INSTRUCTIONS FOR THE TASK: Word for word, write the lines below out again, with no pictures.
(Beginning of RECORDS SUPPLIED)
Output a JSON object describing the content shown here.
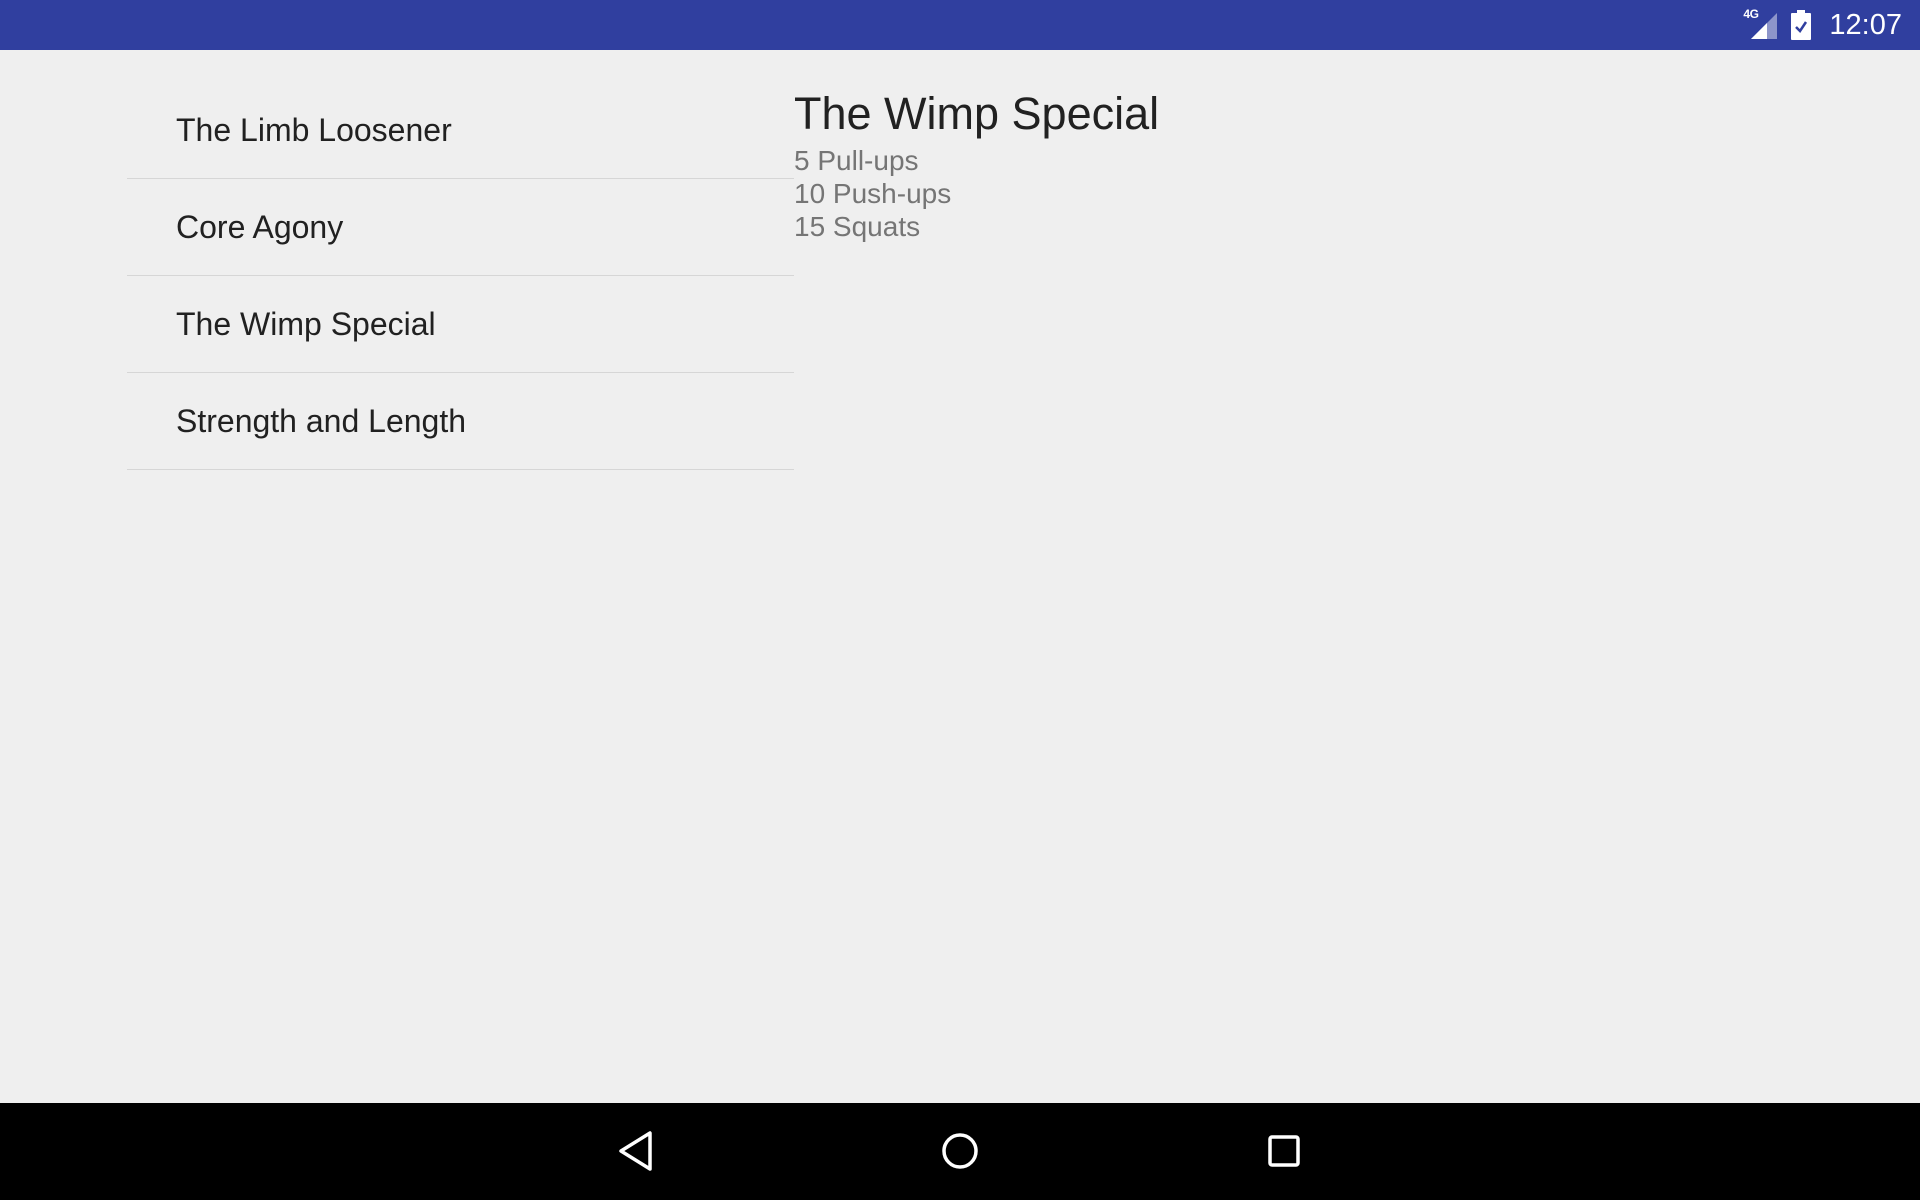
{
  "status_bar": {
    "network_label": "4G",
    "time": "12:07",
    "icons": [
      "signal-icon",
      "battery-icon"
    ],
    "background_color": "#303f9f"
  },
  "workouts": {
    "items": [
      {
        "label": "The Limb Loosener"
      },
      {
        "label": "Core Agony"
      },
      {
        "label": "The Wimp Special"
      },
      {
        "label": "Strength and Length"
      }
    ]
  },
  "detail": {
    "title": "The Wimp Special",
    "lines": [
      "5 Pull-ups",
      "10 Push-ups",
      "15 Squats"
    ]
  },
  "nav_bar": {
    "icons": [
      "back-icon",
      "home-icon",
      "recents-icon"
    ],
    "background_color": "#000000"
  }
}
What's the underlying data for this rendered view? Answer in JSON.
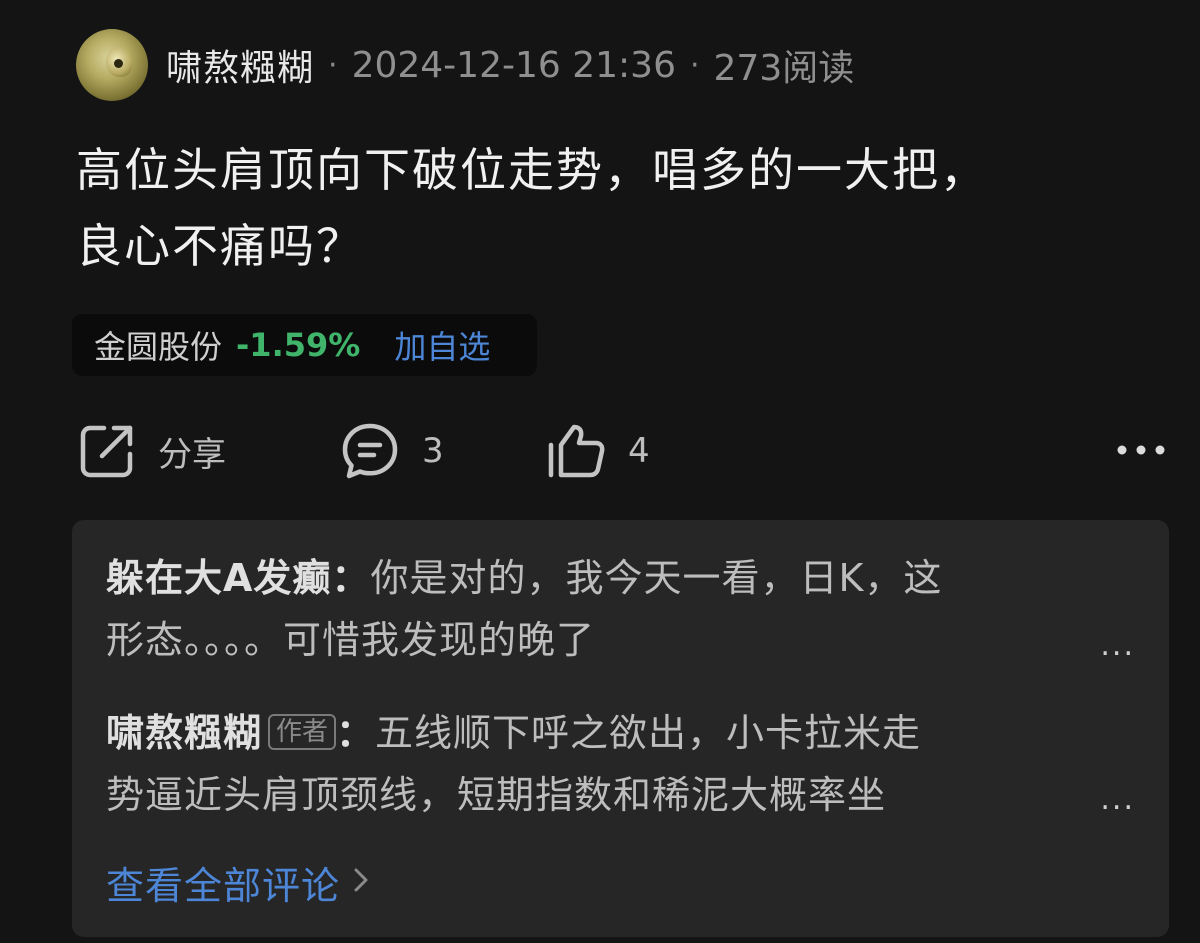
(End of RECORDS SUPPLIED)
ANSWER SPACE:
Output a JSON object describing the content shown here.
{
  "status_bar": {
    "network_label": "4G",
    "time": "12:07",
    "icons": [
      "signal-icon",
      "battery-icon"
    ],
    "background_color": "#303f9f"
  },
  "workouts": {
    "items": [
      {
        "label": "The Limb Loosener"
      },
      {
        "label": "Core Agony"
      },
      {
        "label": "The Wimp Special"
      },
      {
        "label": "Strength and Length"
      }
    ]
  },
  "detail": {
    "title": "The Wimp Special",
    "lines": [
      "5 Pull-ups",
      "10 Push-ups",
      "15 Squats"
    ]
  },
  "nav_bar": {
    "icons": [
      "back-icon",
      "home-icon",
      "recents-icon"
    ],
    "background_color": "#000000"
  }
}
What's the underlying data for this rendered view? Answer in JSON.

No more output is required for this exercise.